* Task prompt
Bring together all lines from the listing below that contain the string "title".

* Dataset
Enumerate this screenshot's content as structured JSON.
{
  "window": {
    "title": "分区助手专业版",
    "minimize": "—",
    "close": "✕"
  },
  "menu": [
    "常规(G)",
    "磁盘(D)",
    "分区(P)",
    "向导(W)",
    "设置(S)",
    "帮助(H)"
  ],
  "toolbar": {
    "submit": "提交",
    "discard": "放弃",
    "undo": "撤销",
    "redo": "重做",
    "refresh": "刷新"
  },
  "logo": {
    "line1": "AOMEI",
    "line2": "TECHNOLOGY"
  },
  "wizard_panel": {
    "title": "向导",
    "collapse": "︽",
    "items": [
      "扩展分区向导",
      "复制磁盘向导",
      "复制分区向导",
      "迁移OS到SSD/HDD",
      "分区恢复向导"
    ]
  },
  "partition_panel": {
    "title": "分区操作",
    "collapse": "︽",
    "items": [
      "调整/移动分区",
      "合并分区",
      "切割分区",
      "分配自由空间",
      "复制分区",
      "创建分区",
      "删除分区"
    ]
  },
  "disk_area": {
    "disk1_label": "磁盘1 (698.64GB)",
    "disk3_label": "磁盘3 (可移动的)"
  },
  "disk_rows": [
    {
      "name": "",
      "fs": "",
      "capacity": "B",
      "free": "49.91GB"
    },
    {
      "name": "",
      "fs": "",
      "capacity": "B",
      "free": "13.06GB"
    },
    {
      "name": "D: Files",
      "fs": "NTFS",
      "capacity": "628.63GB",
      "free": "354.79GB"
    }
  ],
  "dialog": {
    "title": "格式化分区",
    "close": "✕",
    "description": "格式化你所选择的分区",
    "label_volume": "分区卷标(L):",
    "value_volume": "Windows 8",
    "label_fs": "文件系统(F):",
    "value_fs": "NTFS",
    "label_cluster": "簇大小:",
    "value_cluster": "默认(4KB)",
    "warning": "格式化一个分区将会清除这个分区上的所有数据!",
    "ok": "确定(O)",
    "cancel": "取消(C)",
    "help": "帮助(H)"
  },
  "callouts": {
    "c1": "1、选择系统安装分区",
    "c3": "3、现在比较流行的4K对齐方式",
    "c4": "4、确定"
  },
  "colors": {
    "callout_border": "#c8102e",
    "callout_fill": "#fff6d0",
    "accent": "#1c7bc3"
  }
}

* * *

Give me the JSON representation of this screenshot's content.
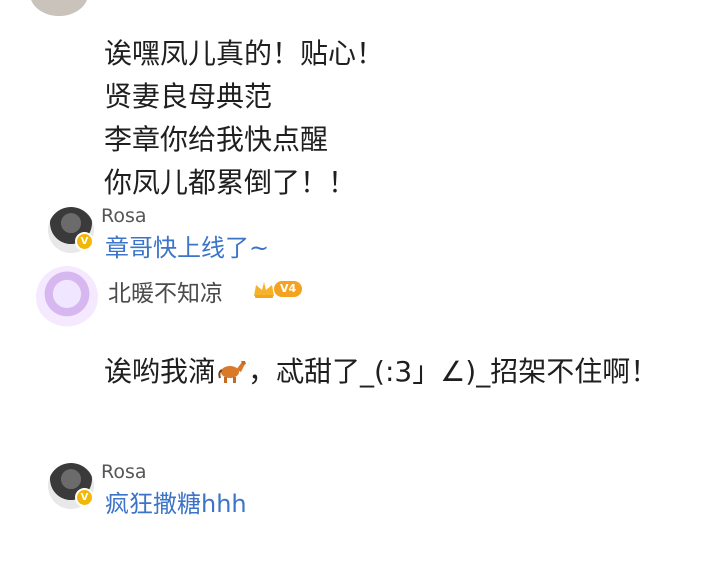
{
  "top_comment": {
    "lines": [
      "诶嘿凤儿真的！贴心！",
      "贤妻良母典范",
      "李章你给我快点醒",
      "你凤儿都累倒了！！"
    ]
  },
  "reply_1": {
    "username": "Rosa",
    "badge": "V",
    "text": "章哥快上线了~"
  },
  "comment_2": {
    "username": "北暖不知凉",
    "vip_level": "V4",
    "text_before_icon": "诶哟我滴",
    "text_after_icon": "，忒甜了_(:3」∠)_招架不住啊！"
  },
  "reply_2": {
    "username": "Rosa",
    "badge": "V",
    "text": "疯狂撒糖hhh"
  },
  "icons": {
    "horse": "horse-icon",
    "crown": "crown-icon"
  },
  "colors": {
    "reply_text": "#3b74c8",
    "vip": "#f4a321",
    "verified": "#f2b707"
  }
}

* Written reply
    "title": "分区助手专业版",
    "title": "向导",
    "title": "分区操作",
    "title": "格式化分区",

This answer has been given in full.